The Federal Court of Australia has recently made a landmark decision that mandates employers to seek the consent of their employees before requiring them to work on public holidays, even if their employment contracts or enterprise agreements specify otherwise.
In a case involving BHP’s Operations Services, the court found that the labour-hire unit breached the Fair Work Act of 2009 by mandating miners to work on Christmas Day and Boxing Day in 2019. The court upheld the National Employment Standards (NES), which require employers to make reasonable requests for staff work on public holidays, overriding any contract or award.
The court clarified that a roster or contractual requirement alone does not constitute a reasonable request. The ruling underlines that employers cannot impose finalised holiday rosters on employees without their consent. Employers can still include public holidays in draft rosters if their workers understand that they retain the right to refuse, on reasonable grounds, before final roster approval.
It is important to note that this judgement applies to all workers required to work on public holidays, regardless of their employment status.
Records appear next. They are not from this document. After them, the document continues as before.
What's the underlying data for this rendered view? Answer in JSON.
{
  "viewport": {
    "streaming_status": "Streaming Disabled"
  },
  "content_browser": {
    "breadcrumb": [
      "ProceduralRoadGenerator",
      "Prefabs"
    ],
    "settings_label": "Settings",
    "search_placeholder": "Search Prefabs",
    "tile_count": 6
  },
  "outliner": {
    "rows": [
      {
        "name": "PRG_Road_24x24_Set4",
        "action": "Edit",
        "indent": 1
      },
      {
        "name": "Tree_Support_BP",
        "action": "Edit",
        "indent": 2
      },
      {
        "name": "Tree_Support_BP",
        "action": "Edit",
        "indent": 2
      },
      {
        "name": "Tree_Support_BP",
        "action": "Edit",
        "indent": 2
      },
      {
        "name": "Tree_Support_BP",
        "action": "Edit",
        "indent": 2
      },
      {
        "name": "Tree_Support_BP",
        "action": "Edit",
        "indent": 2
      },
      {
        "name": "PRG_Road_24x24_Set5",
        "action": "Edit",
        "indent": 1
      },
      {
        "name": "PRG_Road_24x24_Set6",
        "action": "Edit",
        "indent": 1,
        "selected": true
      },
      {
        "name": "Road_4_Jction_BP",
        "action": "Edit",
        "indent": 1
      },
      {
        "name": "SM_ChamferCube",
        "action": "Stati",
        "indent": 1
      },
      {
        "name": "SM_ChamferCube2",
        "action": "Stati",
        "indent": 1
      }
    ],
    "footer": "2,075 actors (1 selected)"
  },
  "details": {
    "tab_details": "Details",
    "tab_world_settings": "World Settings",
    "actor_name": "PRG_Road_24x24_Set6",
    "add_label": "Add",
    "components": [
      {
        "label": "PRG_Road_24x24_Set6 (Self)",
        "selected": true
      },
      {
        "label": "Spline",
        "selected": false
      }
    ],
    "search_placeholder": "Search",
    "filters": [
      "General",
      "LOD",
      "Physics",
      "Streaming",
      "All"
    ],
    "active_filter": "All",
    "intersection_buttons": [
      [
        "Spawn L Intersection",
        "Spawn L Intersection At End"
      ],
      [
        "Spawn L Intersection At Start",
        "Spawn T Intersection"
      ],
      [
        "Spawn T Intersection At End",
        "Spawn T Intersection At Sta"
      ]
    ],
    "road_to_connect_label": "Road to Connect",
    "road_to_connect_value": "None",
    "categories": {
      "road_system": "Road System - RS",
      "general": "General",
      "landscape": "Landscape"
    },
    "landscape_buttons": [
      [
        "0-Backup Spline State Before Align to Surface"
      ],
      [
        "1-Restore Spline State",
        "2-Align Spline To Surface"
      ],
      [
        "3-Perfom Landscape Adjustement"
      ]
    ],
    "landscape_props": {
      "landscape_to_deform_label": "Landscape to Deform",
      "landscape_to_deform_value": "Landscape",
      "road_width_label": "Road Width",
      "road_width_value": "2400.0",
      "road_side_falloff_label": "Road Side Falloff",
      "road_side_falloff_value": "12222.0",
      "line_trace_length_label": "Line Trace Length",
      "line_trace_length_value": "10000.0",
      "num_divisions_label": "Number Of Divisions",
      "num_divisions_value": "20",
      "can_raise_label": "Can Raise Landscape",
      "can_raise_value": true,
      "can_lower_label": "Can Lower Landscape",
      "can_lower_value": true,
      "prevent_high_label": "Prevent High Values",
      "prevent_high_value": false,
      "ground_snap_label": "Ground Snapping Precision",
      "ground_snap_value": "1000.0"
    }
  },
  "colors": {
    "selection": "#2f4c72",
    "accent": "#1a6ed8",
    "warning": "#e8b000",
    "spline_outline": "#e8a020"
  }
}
This suggests that companies that hire workers on platforms such as Uber, Deliveroo, and others may also need to seek their consent before rostering them to work on public holidays.